The Second World War changed the United States for women, and women in turn transformed their nation. Over three hundred fifty thousand women volunteered for military service, while twenty times as many stepped into civilian jobs, including positions previously closed to them. More than seven million women who had not been wage earners before the war joined eleven million women already in the American work force. Between 1941 and 1945, an untold number moved away from their hometowns to take advantage of wartime opportunities, but many more remained in place, organizing home front initiatives to conserve resources, to build morale, to raise funds, and to fill jobs left by men who entered military service.
The U.S. government, together with the nation’s private sector, instructed women on many fronts and carefully scrutinized their responses to the wartime emergency. The foremost message to women—that their activities and sacrifices would be needed only “for the duration” of the war—was both a promise and an order, suggesting that the war and the opportunities it created would end simultaneously. Social mores were tested by the demands of war, allowing women to benefit from the shifts and make alterations of their own. Yet dominant gender norms provided ways to maintain social order amidst fast-paced change, and when some women challenged these norms, they faced harsh criticism. Race, class, sexuality, age, religion, education, and region of birth, among other factors, combined to limit opportunities for some women while expanding them for others.

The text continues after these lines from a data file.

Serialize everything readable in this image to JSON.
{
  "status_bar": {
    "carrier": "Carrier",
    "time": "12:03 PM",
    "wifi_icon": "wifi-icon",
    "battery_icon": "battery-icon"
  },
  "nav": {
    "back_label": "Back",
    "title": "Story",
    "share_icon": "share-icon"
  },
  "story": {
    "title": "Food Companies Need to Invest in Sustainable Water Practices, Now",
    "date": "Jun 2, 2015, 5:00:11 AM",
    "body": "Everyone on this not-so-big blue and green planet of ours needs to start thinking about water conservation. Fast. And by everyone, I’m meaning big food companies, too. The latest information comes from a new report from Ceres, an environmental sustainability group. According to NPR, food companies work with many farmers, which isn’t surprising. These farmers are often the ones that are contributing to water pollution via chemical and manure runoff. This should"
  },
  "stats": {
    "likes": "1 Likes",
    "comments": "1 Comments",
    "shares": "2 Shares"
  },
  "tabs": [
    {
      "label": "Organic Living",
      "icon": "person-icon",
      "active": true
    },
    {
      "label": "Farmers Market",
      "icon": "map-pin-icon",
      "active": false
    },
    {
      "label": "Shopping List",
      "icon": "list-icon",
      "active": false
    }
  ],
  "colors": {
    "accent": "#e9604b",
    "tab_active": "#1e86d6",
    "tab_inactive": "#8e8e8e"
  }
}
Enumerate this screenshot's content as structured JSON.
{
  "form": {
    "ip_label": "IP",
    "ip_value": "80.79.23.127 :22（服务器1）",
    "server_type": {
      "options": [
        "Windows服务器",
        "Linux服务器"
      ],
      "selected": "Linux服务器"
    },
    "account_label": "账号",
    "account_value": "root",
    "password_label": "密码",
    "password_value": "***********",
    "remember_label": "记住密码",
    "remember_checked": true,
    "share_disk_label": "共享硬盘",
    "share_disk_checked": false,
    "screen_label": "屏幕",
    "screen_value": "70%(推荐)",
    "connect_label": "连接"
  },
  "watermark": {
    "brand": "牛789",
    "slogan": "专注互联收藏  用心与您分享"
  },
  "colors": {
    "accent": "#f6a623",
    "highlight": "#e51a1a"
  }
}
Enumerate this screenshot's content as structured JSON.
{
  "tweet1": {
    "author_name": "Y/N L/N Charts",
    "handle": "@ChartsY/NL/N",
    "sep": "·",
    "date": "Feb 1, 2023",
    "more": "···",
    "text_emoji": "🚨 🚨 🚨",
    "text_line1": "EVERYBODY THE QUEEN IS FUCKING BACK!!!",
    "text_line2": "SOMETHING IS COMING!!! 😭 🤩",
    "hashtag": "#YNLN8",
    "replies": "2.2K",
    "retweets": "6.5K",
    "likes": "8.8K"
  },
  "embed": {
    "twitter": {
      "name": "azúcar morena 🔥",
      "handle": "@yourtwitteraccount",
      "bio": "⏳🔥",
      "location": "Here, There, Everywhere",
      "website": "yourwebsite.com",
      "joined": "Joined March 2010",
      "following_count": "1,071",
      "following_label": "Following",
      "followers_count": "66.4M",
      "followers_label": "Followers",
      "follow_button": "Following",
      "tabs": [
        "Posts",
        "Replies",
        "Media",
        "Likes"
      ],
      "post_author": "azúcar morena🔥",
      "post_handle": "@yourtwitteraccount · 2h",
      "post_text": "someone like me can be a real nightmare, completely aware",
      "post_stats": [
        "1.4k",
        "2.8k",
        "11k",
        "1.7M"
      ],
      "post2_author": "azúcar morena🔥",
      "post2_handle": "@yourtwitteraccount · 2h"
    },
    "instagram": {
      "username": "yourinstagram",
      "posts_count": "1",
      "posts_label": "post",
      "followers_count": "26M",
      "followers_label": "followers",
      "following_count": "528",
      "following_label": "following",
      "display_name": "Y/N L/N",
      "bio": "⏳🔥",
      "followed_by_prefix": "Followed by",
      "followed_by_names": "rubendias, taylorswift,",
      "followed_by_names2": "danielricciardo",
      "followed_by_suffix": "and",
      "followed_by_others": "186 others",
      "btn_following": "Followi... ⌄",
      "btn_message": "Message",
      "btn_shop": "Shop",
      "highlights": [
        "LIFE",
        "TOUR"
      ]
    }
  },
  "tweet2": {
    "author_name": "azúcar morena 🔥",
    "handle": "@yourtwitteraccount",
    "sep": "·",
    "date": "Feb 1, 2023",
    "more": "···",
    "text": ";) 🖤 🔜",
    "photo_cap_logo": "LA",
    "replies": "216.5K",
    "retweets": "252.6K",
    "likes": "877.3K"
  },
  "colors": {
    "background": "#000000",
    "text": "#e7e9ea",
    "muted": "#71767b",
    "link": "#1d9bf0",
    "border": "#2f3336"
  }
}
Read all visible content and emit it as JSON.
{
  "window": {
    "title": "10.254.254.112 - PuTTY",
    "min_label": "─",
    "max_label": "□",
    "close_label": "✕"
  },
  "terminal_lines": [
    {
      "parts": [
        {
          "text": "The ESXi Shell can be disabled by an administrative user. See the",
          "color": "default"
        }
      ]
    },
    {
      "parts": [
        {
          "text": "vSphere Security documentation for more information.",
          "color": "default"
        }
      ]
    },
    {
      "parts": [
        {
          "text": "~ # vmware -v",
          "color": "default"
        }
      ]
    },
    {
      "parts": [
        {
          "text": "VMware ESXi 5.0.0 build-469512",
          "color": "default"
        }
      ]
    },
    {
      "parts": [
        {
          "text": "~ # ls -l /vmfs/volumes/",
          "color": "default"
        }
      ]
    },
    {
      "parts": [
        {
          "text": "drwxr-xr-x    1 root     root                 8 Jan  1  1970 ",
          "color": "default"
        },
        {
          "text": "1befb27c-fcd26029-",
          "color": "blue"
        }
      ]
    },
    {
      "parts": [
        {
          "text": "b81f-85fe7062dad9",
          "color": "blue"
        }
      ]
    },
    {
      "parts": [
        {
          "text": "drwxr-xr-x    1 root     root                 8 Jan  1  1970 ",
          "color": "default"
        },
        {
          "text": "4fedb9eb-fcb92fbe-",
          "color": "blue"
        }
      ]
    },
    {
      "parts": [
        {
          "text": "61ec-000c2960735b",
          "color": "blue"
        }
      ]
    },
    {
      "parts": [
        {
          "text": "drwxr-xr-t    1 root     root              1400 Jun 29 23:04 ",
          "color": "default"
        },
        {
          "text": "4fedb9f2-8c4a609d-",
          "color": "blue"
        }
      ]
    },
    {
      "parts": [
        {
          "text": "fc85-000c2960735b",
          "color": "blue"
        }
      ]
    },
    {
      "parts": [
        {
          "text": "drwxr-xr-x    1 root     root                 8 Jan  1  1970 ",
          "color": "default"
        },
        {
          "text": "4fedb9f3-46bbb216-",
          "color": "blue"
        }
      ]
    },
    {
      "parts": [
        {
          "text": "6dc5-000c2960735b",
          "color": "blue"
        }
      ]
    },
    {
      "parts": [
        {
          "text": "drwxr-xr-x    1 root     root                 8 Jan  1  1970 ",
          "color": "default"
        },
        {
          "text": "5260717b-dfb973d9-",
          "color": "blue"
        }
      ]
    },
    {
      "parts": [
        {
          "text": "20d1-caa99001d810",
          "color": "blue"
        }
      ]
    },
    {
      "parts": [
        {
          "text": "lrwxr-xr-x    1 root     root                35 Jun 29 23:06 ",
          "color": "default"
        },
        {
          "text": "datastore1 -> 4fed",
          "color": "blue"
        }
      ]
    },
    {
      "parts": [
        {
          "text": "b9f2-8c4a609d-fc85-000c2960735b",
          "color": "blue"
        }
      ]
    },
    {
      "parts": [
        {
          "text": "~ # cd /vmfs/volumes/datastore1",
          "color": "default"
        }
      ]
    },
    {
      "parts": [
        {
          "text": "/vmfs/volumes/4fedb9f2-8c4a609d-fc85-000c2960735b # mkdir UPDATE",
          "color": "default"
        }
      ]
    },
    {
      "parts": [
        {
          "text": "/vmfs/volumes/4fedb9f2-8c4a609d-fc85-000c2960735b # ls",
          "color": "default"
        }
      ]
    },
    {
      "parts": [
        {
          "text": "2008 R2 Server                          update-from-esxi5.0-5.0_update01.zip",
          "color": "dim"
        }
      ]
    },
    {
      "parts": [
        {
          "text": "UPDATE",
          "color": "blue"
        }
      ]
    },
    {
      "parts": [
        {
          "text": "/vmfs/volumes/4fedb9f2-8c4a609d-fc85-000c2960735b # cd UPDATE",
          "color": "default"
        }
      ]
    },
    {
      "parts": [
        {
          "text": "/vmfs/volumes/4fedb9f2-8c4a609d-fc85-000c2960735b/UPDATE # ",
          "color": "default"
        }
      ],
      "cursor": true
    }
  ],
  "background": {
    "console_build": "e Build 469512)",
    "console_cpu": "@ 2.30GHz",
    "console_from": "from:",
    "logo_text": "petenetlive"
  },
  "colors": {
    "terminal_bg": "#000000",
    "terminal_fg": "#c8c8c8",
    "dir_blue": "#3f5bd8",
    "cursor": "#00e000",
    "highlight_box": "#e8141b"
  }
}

However temporary and unprecedented the wartime crisis, American women would find that their individual and collective experiences from 1941 to 1945 prevented them from stepping back into a prewar social and economic structure. By stretching and reshaping gender norms and roles, World War II and the women who lived it laid solid foundations for the various civil rights movements that would sweep the United States and grip the American imagination in the second half of the 20th century.
After World War II, Okinawa was placed under U.S. military rule and administratively separated from mainland Japan. This occupation lasted from 1945 to 1972, and in these decades Okinawa became the “Keystone of the Pacific,” a leading strategic site in U.S. military expansionism in Asia and the Pacific. U.S. rule during this Cold War period was characterized by violence and coercion, resulting in an especially staggering scale of sexual violence against Okinawan women by U.S. military personnel. At the same time, the occupation also facilitated numerous cultural encounters between the occupiers and the occupied, leading to a flourishing cross-cultural grassroots exchange. A movement to establish American-style domestic science (i.e., home economics) in the occupied territory became a particularly important feature of this exchange, one that mobilized an assortment of women—home economists, military wives, club women, university students, homemakers—from the United States, Okinawa, and mainland Japan. The postwar domestic science movement turned Okinawa into a vibrant theater of Cold War cultural performance where women of diverse backgrounds collaborated to promote modern homemaking and build friendship across racial and national divides. As these women took their commitment to domesticity and multiculturalism into the larger terrain of the Pacific, they articulated the complex intertwining that occurred among women, domesticity, the military, and empire.